"In another division, the Bucs prospects would be much brighter.
But for all the changes elsewhere, they’re battling against proven programs with recent success.
If [Josh] McCown is able to maintain the kind of clean play he gave the Bears last year, they have a real chance to make strides. He has a respect level among players and an underrated athleticism, so there’s a chance he could make them stable.
That might be all they need, as [Lovie] Smith should make the defense better by scheme alone.
Schiano was overmatched in the pro game, and his lack of any kind of interpersonal skills made it worse. You can only play the Bill Belichick tough-guy act if you win, and Schiano never did.
Smith doesn’t have an act, he’s simply a good coach. That’s enough to make the Bucs better in a hurry."
Or, here's what SportsonEarth.com's excellent Mike Tanier said in his review of Tampa Bay's 2014 offseason:
"The more you study the Buccaneers, the less you understand them. … The Bucs made sweeping changes with the arrival of new head coach Lovie Smith and an all-star staff featuring college quarterback guru Jeff Tedford as offensive coordinator.
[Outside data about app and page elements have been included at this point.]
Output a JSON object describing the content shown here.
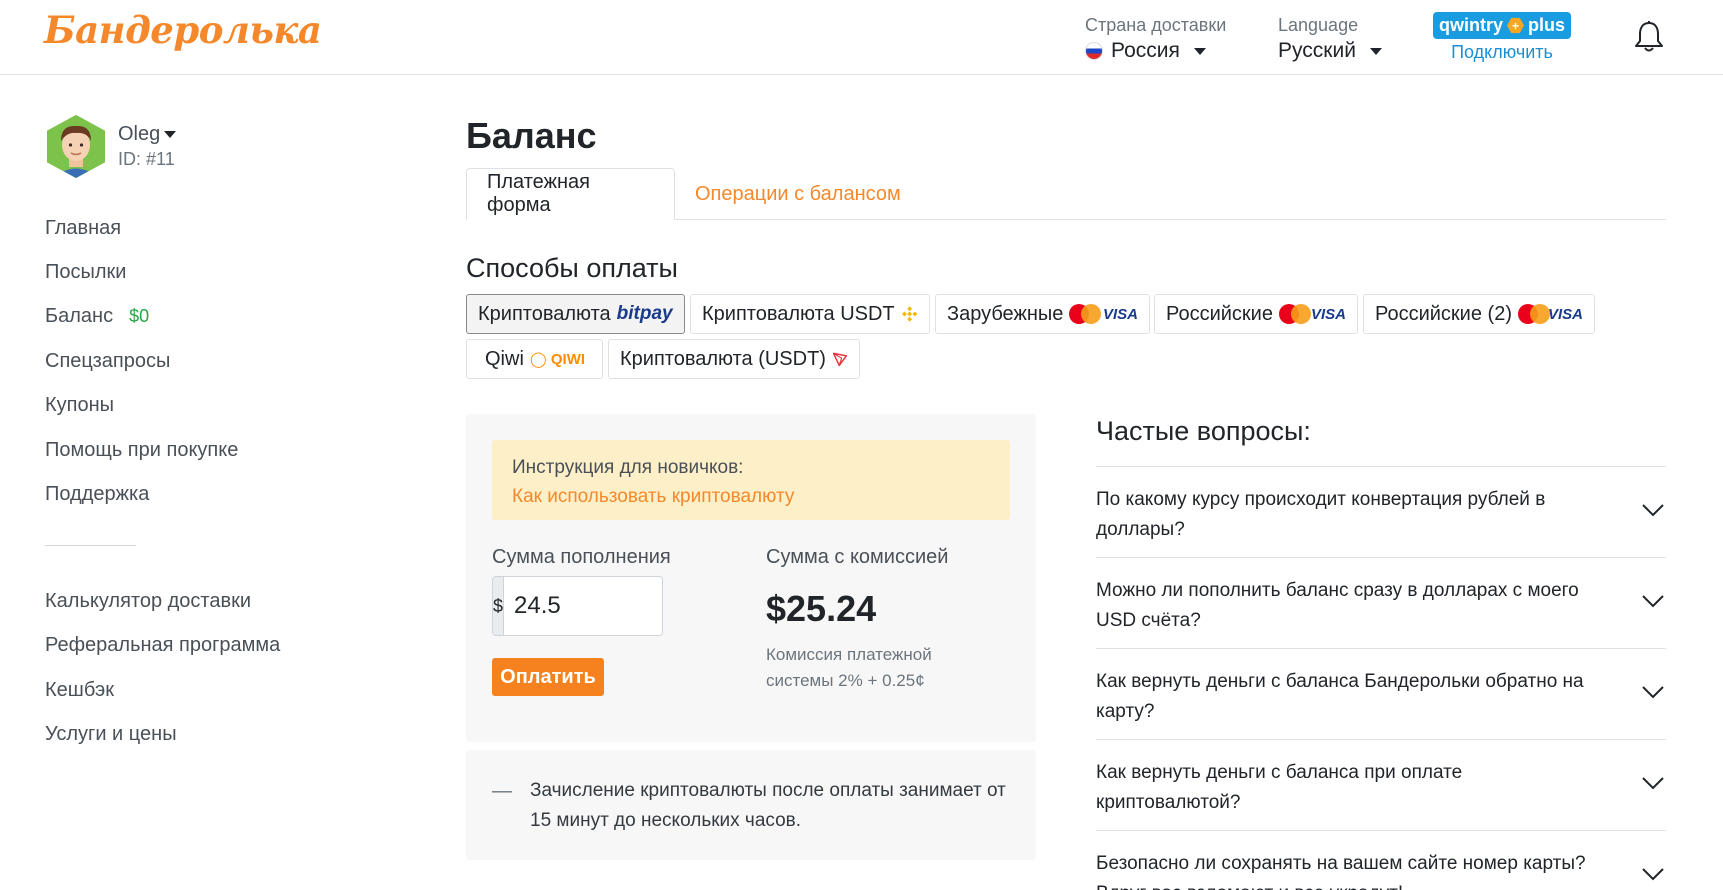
{
  "header": {
    "logo": "Бандеролька",
    "country_label": "Страна доставки",
    "country_value": "Россия",
    "language_label": "Language",
    "language_value": "Русский",
    "plus_badge_left": "qwintry",
    "plus_badge_right": "plus",
    "plus_connect": "Подключить"
  },
  "user": {
    "name": "Oleg",
    "id": "ID: #11"
  },
  "sidebar": {
    "items": [
      {
        "label": "Главная"
      },
      {
        "label": "Посылки"
      },
      {
        "label": "Баланс",
        "badge": "$0"
      },
      {
        "label": "Спецзапросы"
      },
      {
        "label": "Купоны"
      },
      {
        "label": "Помощь при покупке"
      },
      {
        "label": "Поддержка"
      }
    ],
    "secondary": [
      {
        "label": "Калькулятор доставки"
      },
      {
        "label": "Реферальная программа"
      },
      {
        "label": "Кешбэк"
      },
      {
        "label": "Услуги и цены"
      }
    ]
  },
  "main": {
    "title": "Баланс",
    "tabs": [
      {
        "label": "Платежная форма",
        "active": true
      },
      {
        "label": "Операции с балансом",
        "active": false
      }
    ],
    "methods_title": "Способы оплаты",
    "methods": [
      {
        "label": "Криптовалюта",
        "logo": "bitpay",
        "selected": true
      },
      {
        "label": "Криптовалюта USDT",
        "icon": "binance-icon"
      },
      {
        "label": "Зарубежные",
        "logo_cards": "VISA"
      },
      {
        "label": "Российские",
        "logo_cards": "VISA"
      },
      {
        "label": "Российские (2)",
        "logo_cards": "VISA"
      },
      {
        "label": "Qiwi",
        "logo": "QIWI"
      },
      {
        "label": "Криптовалюта (USDT)",
        "icon": "tron-icon"
      }
    ],
    "instruction_label": "Инструкция для новичков:",
    "instruction_link": "Как использовать криптовалюту",
    "amount_label": "Сумма пополнения",
    "amount_currency": "$",
    "amount_value": "24.5",
    "total_label": "Сумма с комиссией",
    "total_value": "$25.24",
    "commission_note": "Комиссия платежной системы 2% + 0.25¢",
    "submit_label": "Оплатить",
    "note_dash": "—",
    "note_text": "Зачисление криптовалюты после оплаты занимает от 15 минут до нескольких часов."
  },
  "faq": {
    "title": "Частые вопросы:",
    "items": [
      {
        "q": "По какому курсу происходит конвертация рублей в доллары?"
      },
      {
        "q": "Можно ли пополнить баланс сразу в долларах с моего USD счёта?"
      },
      {
        "q": "Как вернуть деньги с баланса Бандерольки обратно на карту?"
      },
      {
        "q": "Как вернуть деньги с баланса при оплате криптовалютой?"
      },
      {
        "q": "Безопасно ли сохранять на вашем сайте номер карты? Вдруг вас взломают и все украдут!"
      }
    ]
  },
  "colors": {
    "brand": "#f5882a",
    "link_blue": "#1a8fd6",
    "success": "#28a745",
    "alert_bg": "#fdf0c8"
  }
}
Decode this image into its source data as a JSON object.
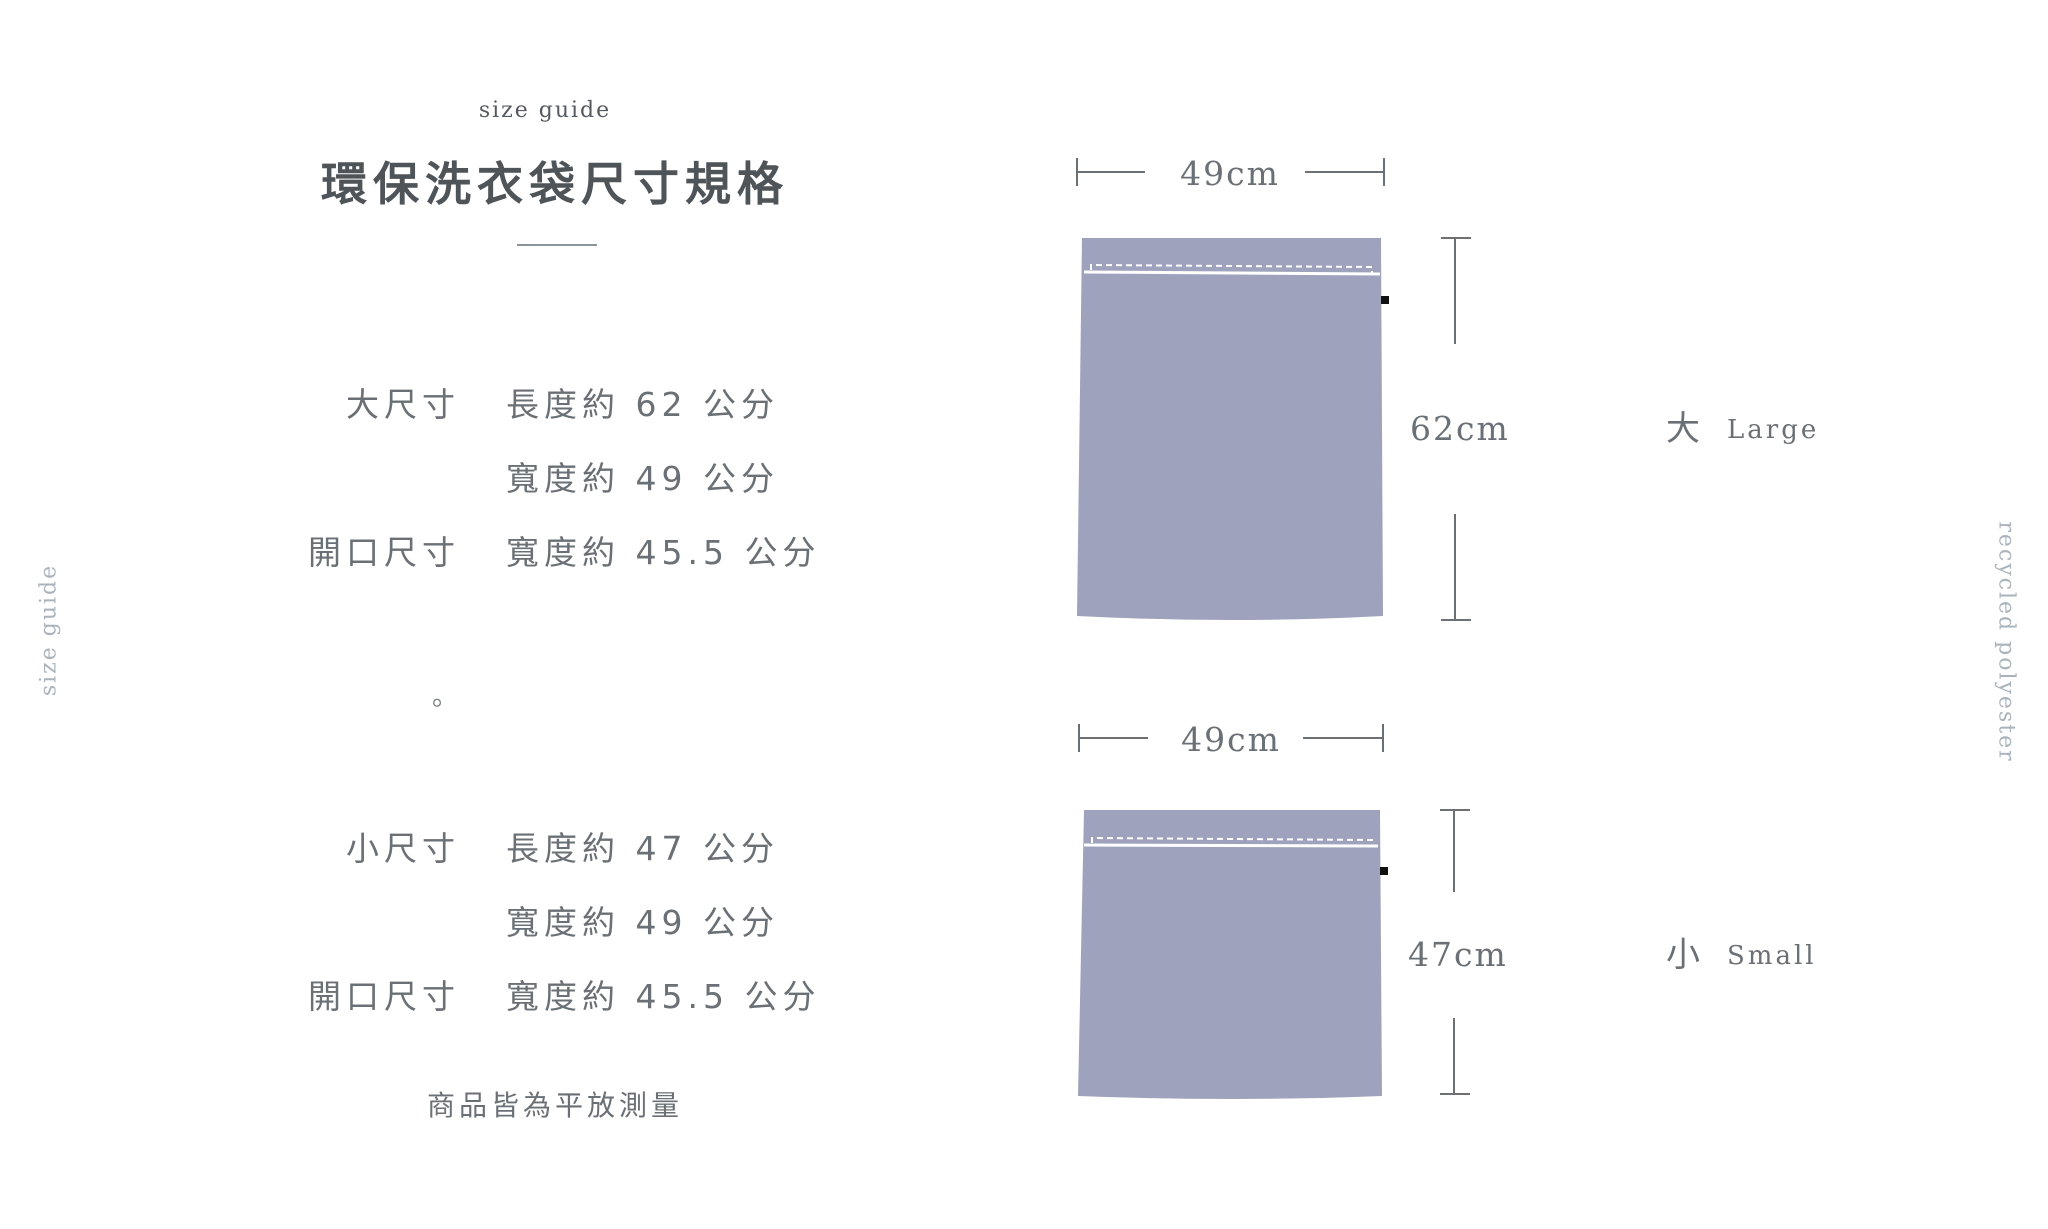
{
  "header": {
    "subtitle": "size guide",
    "title": "環保洗衣袋尺寸規格"
  },
  "side_labels": {
    "left": "size guide",
    "right": "recycled polyester"
  },
  "large": {
    "label": "大尺寸",
    "length": "長度約 62 公分",
    "width": "寬度約 49 公分",
    "opening_label": "開口尺寸",
    "opening": "寬度約 45.5 公分"
  },
  "separator": "。",
  "small": {
    "label": "小尺寸",
    "length": "長度約 47 公分",
    "width": "寬度約 49 公分",
    "opening_label": "開口尺寸",
    "opening": "寬度約 45.5 公分"
  },
  "note": "商品皆為平放測量",
  "diagram": {
    "bag_color": "#9ea2bd",
    "line_color": "#6b7075",
    "large": {
      "width_label": "49cm",
      "height_label": "62cm",
      "size_cn": "大",
      "size_en": "Large"
    },
    "small": {
      "width_label": "49cm",
      "height_label": "47cm",
      "size_cn": "小",
      "size_en": "Small"
    }
  }
}
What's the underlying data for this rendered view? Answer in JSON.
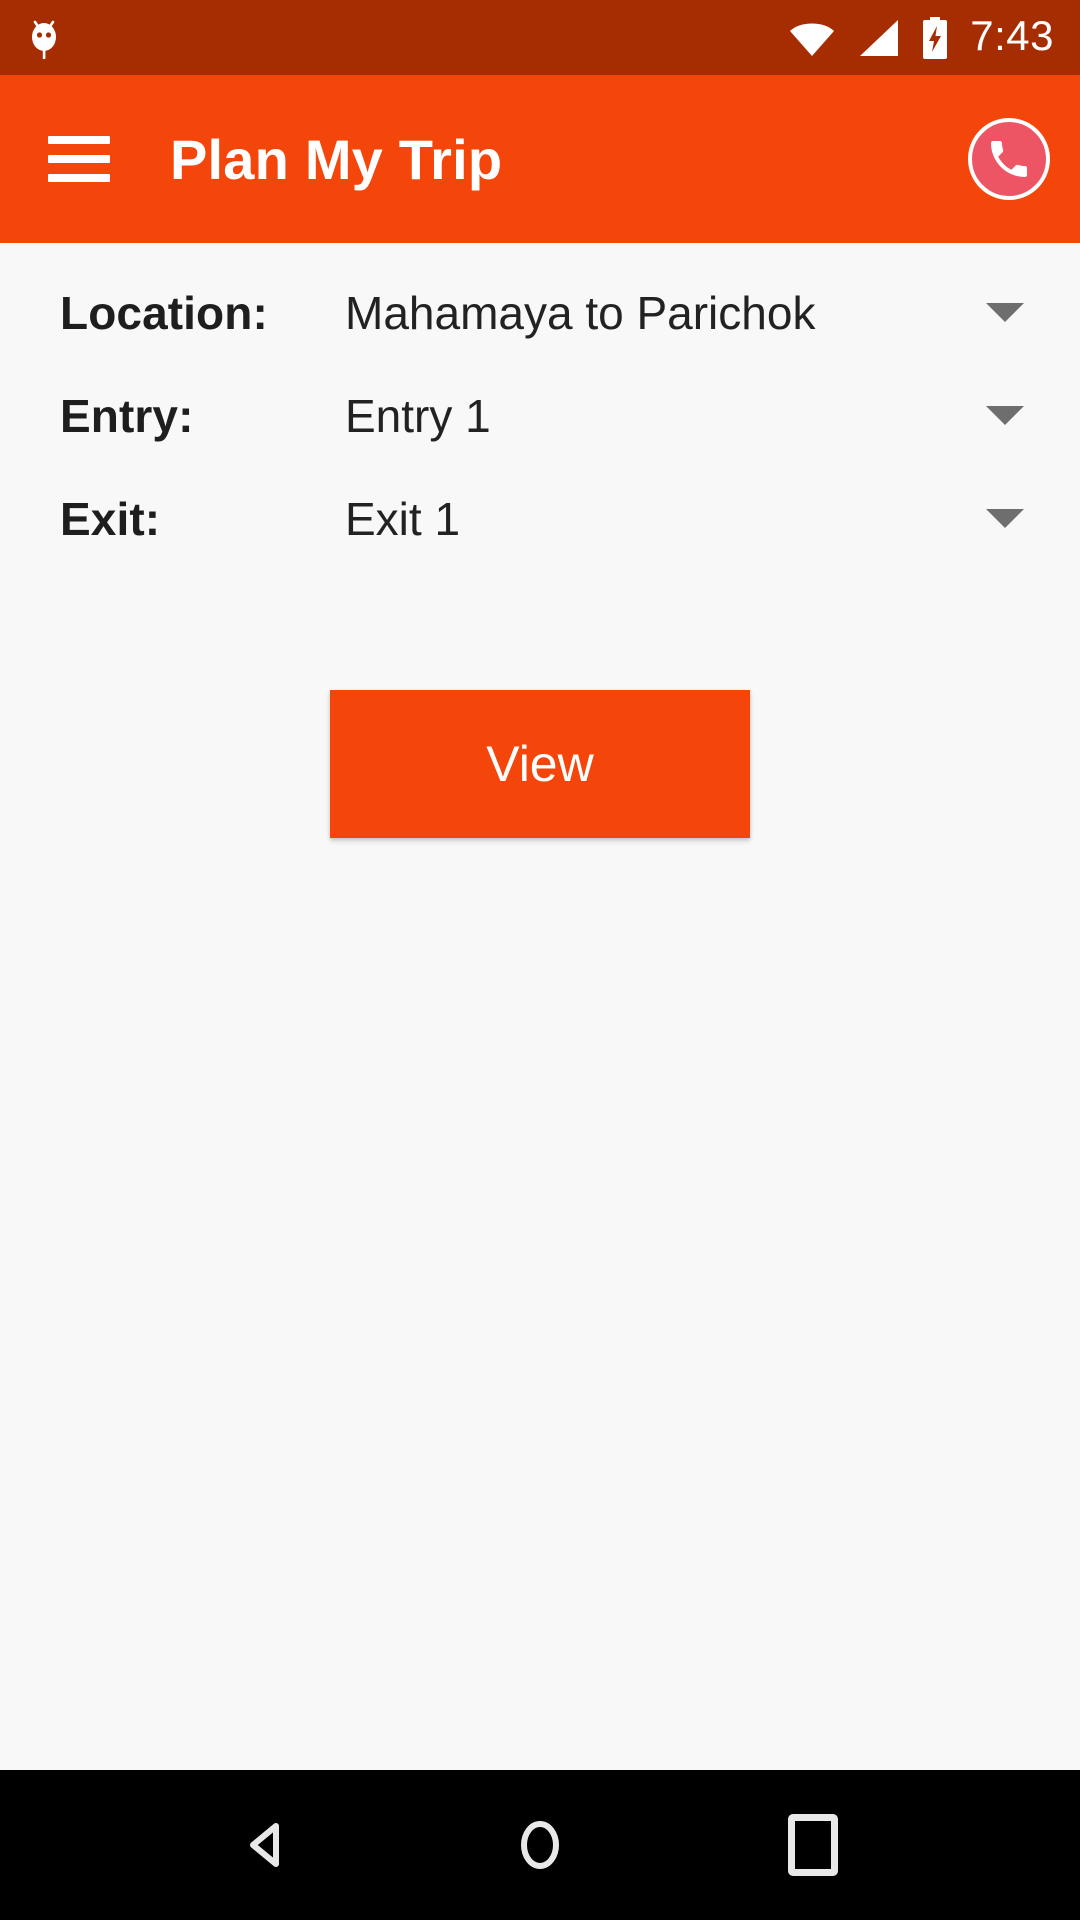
{
  "statusbar": {
    "time": "7:43",
    "notification_icon": "android-bug-icon",
    "icons": [
      "wifi-icon",
      "cellular-signal-icon",
      "battery-charging-icon"
    ],
    "background_color": "#A62D02",
    "foreground_color": "#FFFFFF"
  },
  "appbar": {
    "title": "Plan My Trip",
    "menu_icon": "hamburger-menu-icon",
    "call_icon": "phone-call-icon",
    "background_color": "#F4450A",
    "title_color": "#FFFFFF",
    "call_button_color": "#ED5565"
  },
  "form": {
    "rows": [
      {
        "label": "Location:",
        "value": "Mahamaya to Parichok",
        "caret_icon": "chevron-down-icon"
      },
      {
        "label": "Entry:",
        "value": "Entry 1",
        "caret_icon": "chevron-down-icon"
      },
      {
        "label": "Exit:",
        "value": "Exit 1",
        "caret_icon": "chevron-down-icon"
      }
    ],
    "label_color": "#1E1E1E",
    "value_color": "#222222",
    "caret_color": "#6E6E6E"
  },
  "actions": {
    "view_label": "View",
    "view_background": "#F4450A",
    "view_text_color": "#FFFFFF"
  },
  "navbar": {
    "back_icon": "back-triangle-icon",
    "home_icon": "home-circle-icon",
    "recents_icon": "recents-square-icon",
    "background_color": "#000000",
    "icon_color": "#E8E8E8"
  },
  "page": {
    "background_color": "#F8F8F8"
  }
}
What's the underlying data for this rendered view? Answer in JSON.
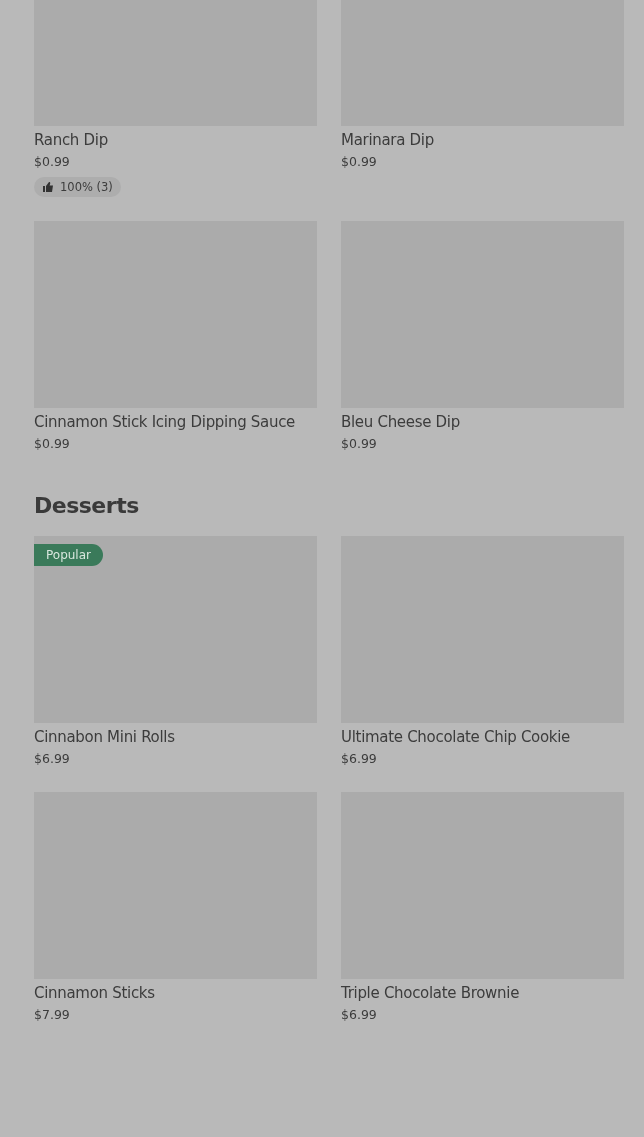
{
  "sections": [
    {
      "items": [
        {
          "name": "Ranch Dip",
          "price": "$0.99",
          "rating": "100% (3)"
        },
        {
          "name": "Marinara Dip",
          "price": "$0.99"
        },
        {
          "name": "Cinnamon Stick Icing Dipping Sauce",
          "price": "$0.99"
        },
        {
          "name": "Bleu Cheese Dip",
          "price": "$0.99"
        }
      ]
    },
    {
      "title": "Desserts",
      "items": [
        {
          "name": "Cinnabon Mini Rolls",
          "price": "$6.99",
          "badge": "Popular"
        },
        {
          "name": "Ultimate Chocolate Chip Cookie",
          "price": "$6.99"
        },
        {
          "name": "Cinnamon Sticks",
          "price": "$7.99"
        },
        {
          "name": "Triple Chocolate Brownie",
          "price": "$6.99"
        }
      ]
    }
  ]
}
There are new faces on just about every unit, of all shapes and sizes: rookies, Pro Bowlers, role players, 35-year-old journeyman quarterbacks. The sheer volume of changes makes analysis difficult, and the fact that there was so much mismanaged talent already on the roster just compounds the problem. Analyzing the Bucs is like trying to hit a moving target from a moving target on an obstacle course in a summer squall."
I added the emphasis in that quote to drive the point home. Honestly, Brandon, I think there is a decent amount of optimism among the analysts about the Buccaneers' chances this year, but they also have to take into account two things: The strength of the competition in the NFC South and, as Tanier writes, the sheer volume of change. You can't really expect to see a lot of Bucs-to-win-the-division predictions given those circumstances. What you get instead is cautious optimism as the analysts wait for Lovie Smith's crew to actually prove itself on the field. When and if that happens, I think you'll see those analysts jumping onboard quickly.
Seriously, the good words about the Buccaneers are out there, and you don't have to look too hard. Here, for example is prominent ESPN.com blogger Pat Yasinskas stating his belief that the Bucs will have a top-10 defense in 2014, and possibly even a top-five squad. Or here, you have Jason La Canfora of CBSSports.com saying he "wouldn't be stunned" if the Bucs made the playoffs this year. Sean Leahy of The Boston Globe really doesn't have any reason to have a Buccaneer bias, and yet just two days ago he listed Tampa Bay second on his list of five "teams that could rise" in 2014. NFL.com's Chris Wesseling thinks
They're out there, Brandon, really. Yes, if we sort of mash it all together to find one prevailing mood on the Buccaneers and their chances in 2014 it's uncertainty. It's, 'Yeah it looks good on paper, but prove it to me.' And that's fair. And it's also fine with me. How about we fly under the radar just a little bit longer.